CALS student gets involved
University of Idaho sophomore Collin Stone sees networking as the key ingredient to a successful future. Stone is majoring in agricultural education and agribusiness in the College of Agricultural and Life Sciences (CALS). He became familiar with the university at a young age through early networking.
Stone grew up on a small family farm in Bonners Ferry and became involved with UI through the 4-H Youth Development program. Later, Stone became an active FFA member and decided that agriculture would be a part of his future.
“I had so many connections to UI already through 4-H and FFA,” Stone said. “We would always come down here for events so I was really comfortable with the campus. I also knew that the ag program here was definitely something profound and well-known across the Pacific Northwest.”
In high school, Stone was the student council treasurer and representative. He said the constant social interaction from these positions helped him prepare for his activities at UI.
Stone became a CALS ambassador to share his passion for agriculture and his love for the college. He enjoys sharing his experience with high school students and encouraging them to pursue higher education.
“Being an ambassador is kind of like being a teacher,” Stone said. “It’s really rewarding to get students interested in college and looking into their futures.”
Stone is also the vice president of the Sigma Chi fraternity at UI, in charge of philanthropy and marketing. Last year, Sigma Chi raised $10,000 to give back to their international philanthropy, the Huntsmen Cancer Institution in Utah.
“The networking is huge and the opportunity for involvement is something that I really appreciate,” Stone said. “It’s really cool being in charge of opportunities to give back to the community.”
Stone’s ultimate goal is to work with people, whether it be teaching agriculture in a classroom or as a consultant for an agriculture company. A former high school teacher of his at Bonners Ferry High School, Adam Ineck, first inspired the idea of becoming a teacher.
“He was like another father figure to me and my mentor,” Stone said.
Kasee Smith, an assistant professor in the Department of Agricultural and Extension Education, has motivated Stone to think harder about becoming a teacher.

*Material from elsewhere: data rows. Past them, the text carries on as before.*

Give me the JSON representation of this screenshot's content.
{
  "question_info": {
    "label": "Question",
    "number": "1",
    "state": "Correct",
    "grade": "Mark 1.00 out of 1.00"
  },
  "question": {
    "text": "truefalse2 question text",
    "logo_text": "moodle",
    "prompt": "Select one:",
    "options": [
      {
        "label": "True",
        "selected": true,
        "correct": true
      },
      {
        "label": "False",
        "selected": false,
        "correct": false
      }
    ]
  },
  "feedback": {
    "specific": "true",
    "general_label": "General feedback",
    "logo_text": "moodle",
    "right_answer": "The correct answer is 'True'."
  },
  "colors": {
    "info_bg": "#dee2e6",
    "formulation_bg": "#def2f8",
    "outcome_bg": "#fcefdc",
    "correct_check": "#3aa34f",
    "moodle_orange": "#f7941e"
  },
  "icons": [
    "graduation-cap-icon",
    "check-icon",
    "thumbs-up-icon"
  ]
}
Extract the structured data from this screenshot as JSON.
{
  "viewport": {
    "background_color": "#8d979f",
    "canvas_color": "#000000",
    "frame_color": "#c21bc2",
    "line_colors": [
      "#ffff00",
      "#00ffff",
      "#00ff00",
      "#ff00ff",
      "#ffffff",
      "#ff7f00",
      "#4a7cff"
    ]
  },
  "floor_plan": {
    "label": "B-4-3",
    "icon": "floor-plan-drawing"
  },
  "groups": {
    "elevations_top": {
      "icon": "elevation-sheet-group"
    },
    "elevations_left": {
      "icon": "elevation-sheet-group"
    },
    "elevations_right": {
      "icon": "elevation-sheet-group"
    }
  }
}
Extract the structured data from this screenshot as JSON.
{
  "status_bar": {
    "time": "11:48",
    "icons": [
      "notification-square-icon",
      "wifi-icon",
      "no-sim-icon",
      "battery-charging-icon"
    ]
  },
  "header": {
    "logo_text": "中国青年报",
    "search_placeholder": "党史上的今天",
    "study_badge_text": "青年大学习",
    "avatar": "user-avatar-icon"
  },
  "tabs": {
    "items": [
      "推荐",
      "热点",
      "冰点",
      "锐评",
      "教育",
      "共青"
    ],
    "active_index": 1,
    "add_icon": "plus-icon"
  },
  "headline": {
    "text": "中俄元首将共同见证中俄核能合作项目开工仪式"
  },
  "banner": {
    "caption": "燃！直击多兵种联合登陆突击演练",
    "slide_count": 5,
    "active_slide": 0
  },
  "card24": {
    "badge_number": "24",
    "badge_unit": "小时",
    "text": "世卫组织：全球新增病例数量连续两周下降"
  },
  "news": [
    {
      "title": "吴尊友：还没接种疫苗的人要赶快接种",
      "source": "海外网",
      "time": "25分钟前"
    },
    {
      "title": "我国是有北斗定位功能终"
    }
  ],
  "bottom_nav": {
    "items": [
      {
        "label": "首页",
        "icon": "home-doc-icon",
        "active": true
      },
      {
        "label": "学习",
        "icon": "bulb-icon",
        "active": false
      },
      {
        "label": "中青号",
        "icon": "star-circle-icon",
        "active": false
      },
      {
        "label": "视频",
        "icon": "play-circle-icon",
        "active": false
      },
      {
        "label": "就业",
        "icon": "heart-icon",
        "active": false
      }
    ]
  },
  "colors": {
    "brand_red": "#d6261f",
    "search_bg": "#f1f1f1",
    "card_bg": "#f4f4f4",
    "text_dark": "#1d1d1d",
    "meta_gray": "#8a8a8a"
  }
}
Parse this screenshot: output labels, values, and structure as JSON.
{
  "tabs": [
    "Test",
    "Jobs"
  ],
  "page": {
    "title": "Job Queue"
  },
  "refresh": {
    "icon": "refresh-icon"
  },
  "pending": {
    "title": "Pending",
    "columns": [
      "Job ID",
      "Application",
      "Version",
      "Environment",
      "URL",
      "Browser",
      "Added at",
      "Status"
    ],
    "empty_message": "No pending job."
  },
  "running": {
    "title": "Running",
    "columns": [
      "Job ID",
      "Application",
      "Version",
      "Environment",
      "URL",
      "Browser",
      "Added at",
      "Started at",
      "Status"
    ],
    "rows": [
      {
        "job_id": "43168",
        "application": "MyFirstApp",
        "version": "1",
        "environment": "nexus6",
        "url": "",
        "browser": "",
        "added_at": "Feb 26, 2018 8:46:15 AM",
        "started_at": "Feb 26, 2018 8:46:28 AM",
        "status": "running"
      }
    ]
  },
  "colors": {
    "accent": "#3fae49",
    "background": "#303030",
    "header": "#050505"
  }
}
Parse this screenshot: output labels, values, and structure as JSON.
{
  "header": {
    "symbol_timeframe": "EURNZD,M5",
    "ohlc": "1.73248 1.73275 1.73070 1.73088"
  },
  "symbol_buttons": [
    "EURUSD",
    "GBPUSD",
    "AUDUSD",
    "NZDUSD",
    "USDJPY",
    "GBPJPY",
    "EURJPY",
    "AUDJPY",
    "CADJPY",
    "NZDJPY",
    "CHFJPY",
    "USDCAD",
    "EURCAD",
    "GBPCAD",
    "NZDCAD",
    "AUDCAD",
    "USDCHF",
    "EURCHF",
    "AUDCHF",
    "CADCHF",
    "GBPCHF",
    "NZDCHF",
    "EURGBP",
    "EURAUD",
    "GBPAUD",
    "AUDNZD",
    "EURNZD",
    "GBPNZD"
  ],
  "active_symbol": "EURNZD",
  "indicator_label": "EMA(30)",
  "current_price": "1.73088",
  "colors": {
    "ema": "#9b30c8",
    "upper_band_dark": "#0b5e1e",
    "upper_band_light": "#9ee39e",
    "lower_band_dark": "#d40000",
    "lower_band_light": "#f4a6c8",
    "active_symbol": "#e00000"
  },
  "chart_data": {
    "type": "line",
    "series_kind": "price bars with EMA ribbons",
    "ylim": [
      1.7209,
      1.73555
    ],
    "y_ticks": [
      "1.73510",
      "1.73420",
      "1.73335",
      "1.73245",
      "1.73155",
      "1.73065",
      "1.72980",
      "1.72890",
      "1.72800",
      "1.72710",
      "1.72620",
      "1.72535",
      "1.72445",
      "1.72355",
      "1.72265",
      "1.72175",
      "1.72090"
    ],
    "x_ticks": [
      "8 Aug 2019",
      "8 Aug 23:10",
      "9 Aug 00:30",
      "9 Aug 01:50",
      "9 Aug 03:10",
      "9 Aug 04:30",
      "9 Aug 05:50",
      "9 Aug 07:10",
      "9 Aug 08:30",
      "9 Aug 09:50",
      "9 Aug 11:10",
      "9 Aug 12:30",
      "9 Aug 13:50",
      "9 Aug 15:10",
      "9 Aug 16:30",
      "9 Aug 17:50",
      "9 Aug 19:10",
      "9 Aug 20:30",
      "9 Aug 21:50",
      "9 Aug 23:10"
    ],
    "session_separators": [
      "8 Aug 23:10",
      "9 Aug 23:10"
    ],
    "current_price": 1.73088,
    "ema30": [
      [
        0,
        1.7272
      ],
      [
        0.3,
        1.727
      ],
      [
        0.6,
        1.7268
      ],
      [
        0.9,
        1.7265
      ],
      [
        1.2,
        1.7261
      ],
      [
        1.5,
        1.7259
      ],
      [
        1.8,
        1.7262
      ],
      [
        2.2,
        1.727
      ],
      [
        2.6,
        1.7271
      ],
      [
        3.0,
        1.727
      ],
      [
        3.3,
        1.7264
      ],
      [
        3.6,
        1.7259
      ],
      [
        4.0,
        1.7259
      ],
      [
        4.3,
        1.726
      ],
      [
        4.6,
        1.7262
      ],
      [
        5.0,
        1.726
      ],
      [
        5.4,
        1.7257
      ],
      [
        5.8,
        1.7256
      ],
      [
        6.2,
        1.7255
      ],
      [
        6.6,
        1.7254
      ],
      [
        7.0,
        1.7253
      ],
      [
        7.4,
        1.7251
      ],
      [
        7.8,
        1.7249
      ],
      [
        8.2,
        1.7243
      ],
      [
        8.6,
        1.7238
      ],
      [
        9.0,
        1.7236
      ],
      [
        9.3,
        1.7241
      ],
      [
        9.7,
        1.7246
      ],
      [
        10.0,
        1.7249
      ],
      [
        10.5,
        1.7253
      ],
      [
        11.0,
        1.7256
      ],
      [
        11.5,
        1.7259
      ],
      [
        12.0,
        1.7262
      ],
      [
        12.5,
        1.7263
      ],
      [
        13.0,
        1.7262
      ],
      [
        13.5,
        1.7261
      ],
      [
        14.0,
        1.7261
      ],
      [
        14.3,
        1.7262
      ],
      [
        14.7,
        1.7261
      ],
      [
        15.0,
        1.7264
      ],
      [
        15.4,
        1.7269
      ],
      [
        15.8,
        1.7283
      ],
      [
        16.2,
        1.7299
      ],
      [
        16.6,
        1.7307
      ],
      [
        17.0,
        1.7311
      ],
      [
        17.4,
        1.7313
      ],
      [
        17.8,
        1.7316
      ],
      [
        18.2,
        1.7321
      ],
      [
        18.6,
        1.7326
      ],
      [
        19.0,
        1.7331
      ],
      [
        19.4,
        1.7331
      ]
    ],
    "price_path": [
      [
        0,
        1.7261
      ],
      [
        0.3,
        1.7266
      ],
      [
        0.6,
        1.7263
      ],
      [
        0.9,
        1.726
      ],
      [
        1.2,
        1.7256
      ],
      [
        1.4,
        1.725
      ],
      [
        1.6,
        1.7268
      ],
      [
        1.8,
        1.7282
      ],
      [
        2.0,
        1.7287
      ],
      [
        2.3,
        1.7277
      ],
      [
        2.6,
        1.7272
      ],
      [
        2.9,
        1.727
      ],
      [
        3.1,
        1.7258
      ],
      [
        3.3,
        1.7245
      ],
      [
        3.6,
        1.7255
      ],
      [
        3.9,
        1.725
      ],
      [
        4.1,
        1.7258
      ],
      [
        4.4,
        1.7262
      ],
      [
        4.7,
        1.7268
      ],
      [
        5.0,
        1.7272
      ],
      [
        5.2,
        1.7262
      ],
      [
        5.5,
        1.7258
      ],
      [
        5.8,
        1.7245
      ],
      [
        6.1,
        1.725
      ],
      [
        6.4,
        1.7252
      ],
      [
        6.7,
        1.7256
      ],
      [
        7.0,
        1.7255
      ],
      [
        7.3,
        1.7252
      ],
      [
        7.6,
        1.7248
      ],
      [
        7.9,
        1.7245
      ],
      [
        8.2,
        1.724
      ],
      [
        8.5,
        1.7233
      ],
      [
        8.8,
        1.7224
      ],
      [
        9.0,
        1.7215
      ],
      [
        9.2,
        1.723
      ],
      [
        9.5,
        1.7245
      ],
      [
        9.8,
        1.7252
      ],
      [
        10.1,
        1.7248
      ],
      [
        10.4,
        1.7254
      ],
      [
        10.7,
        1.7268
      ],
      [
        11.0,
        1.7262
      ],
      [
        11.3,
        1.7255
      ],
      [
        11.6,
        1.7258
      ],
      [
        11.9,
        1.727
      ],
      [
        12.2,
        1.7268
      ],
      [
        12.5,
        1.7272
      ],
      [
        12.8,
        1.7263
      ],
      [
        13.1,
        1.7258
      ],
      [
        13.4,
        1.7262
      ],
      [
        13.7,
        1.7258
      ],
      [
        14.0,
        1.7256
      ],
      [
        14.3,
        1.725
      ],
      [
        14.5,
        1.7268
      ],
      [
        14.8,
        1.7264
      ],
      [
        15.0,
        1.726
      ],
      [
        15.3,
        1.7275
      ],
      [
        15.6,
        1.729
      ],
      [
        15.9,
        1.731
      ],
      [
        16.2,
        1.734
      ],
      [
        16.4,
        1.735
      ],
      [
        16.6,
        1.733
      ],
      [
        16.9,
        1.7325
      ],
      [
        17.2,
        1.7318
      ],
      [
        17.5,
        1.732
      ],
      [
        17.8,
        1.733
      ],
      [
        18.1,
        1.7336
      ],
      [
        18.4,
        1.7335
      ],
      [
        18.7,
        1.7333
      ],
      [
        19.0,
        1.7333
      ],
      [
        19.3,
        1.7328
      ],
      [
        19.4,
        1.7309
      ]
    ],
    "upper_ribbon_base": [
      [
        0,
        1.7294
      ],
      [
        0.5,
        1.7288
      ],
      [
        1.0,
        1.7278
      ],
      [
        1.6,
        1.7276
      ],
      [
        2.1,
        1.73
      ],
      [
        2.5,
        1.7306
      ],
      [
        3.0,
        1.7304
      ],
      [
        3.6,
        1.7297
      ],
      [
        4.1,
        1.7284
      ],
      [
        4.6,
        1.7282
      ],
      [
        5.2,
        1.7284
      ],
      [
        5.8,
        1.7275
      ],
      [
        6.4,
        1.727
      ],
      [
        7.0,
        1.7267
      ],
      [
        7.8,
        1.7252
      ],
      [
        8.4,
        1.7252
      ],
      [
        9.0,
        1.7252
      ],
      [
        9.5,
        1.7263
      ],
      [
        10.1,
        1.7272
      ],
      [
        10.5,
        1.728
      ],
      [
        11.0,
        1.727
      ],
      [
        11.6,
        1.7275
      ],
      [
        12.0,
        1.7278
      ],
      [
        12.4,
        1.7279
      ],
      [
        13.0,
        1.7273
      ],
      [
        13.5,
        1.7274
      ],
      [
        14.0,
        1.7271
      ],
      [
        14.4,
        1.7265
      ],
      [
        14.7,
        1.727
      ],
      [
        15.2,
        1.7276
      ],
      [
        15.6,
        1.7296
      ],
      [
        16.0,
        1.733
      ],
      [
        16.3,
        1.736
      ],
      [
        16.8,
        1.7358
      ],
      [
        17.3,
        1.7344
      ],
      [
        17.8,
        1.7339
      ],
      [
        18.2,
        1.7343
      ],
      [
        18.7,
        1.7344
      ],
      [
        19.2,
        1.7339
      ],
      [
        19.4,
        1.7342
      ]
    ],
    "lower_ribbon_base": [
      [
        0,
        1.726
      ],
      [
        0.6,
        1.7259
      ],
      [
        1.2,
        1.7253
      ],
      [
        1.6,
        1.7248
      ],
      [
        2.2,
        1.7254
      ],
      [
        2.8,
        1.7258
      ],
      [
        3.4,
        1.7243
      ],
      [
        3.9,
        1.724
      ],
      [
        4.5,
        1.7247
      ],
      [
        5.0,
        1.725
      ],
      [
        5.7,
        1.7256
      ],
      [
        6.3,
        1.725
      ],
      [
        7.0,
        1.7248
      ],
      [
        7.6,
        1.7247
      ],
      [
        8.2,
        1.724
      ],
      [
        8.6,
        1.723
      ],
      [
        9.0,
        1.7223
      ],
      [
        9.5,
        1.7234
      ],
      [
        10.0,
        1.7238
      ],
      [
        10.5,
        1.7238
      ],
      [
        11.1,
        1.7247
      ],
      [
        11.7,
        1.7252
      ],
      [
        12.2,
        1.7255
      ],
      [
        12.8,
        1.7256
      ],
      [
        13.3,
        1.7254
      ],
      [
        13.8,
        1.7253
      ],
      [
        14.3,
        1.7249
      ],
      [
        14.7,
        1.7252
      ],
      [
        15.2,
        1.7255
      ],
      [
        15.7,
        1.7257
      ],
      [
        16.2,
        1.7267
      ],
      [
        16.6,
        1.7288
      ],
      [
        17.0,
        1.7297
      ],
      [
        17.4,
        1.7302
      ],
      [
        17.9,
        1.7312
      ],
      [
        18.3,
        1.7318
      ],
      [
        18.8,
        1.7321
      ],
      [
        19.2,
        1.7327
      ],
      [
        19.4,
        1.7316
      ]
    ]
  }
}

“The way she gave us new ideas and different ways of thinking about how to teach in the classroom made me think really hard about teaching,” Stone said. “She made it really enjoyable and she made you feel like you could really do it. She gave a fresh new perspective.”
The faculty/student ratio in CALS and the family atmosphere also helps Stone network.
“Some of my classes here are even smaller than my high school classes, which is kind of crazy to think about since my school was only about 450 students,” Stone said. “So that’s something special — you get a lot of hands on experience and a lot more one on one interaction that can help you in the future. I also know almost everyone in my classes and having that experience is something really special.”
Story by Jean Parrella, College of Agricultural and Life Sciences